To summarize: they were terrible.
To be fair, Chicago lost Henry Melton, who one of the league’s premier defensive tackles, in Week 3. His replacement, Nate Collins, missed 11 games, starting middle linebacker D.J. Williams sat out 10, Lance Briggs seven, and Charles Tillman eight. Before Melton went down, the Bears ranked sixth in against the run on a per rush basis.
What Should They Do?
They already did what would have been the first thing on this list, which was to resign Jay Cutler. Many, perhaps most, of you will presumably think this was a mistake. I disagree rather strongly. Josh McCown, also a free agent, is going to be 35 when the 2014 season kicks off. And aside from the six game streak against mostly awful defenses, he has been a disappointment his entire career. You could say the same for Cutler, but he has much more arm talent, is more mobile, much younger, and has proven himself capable of winning games in the NFL. Is he elite? Not by a long shot, but I do believe Chicago can win a Super Bowl with him at the helm. If I’m proven wrong, Chicago was smart with the deal, giving themselves at free out (zero guarantee, zero cap hit) after three seasons.
The Cutler re-signing also frees the team up to address their biggest area of need: the defense. The Bears have seven significant free agents on that side of the ball. The list includes the aforementioned Henry Melton, D.J. Williams, Charles Tillman, and Nate Collins. The other defensive starters who are free to sign elsewhere are James Anderson, Corey Wootton, Major Wright and Zackary Bowman. There is also speculation that Julius Peppers won’t be back unless he agrees to a radically restructured deal following the worst season of his pro career.
I would expect Chicago to comb free agency to bolster the front seven, especially considering the relative strength of the free agent class in those areas. We should also see the Bears dedicate most of their draft energy to the defensive side of the ball. Not exactly exciting stuff for us fantasy folks, huh?
Pending any surprise releases, they are not slated to lose much on the offensive side of the ball. There will have a need at center (a position all fantasy owners are concerned with) and Chicago should look to upgrade their running back corps behind an aging Matt Forte. But the odds of anybody reading this drafting any Bear in 2014 who is not already on the roster is somewhere between slim and none.
With even modest upgrades on defense, this is a team who can contend.

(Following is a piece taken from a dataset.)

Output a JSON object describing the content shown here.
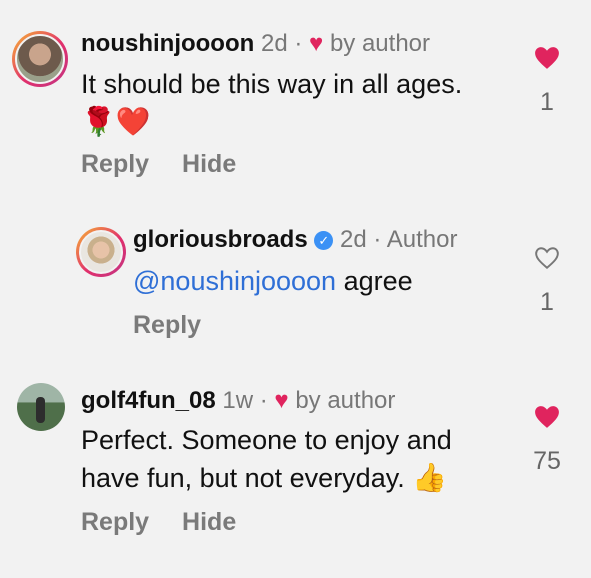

With another season of Trestman at the helm, a bit better fortune on the injury front, and the continued development of Kyle Long and Alshon Jeffery, there is a lot to look forward to.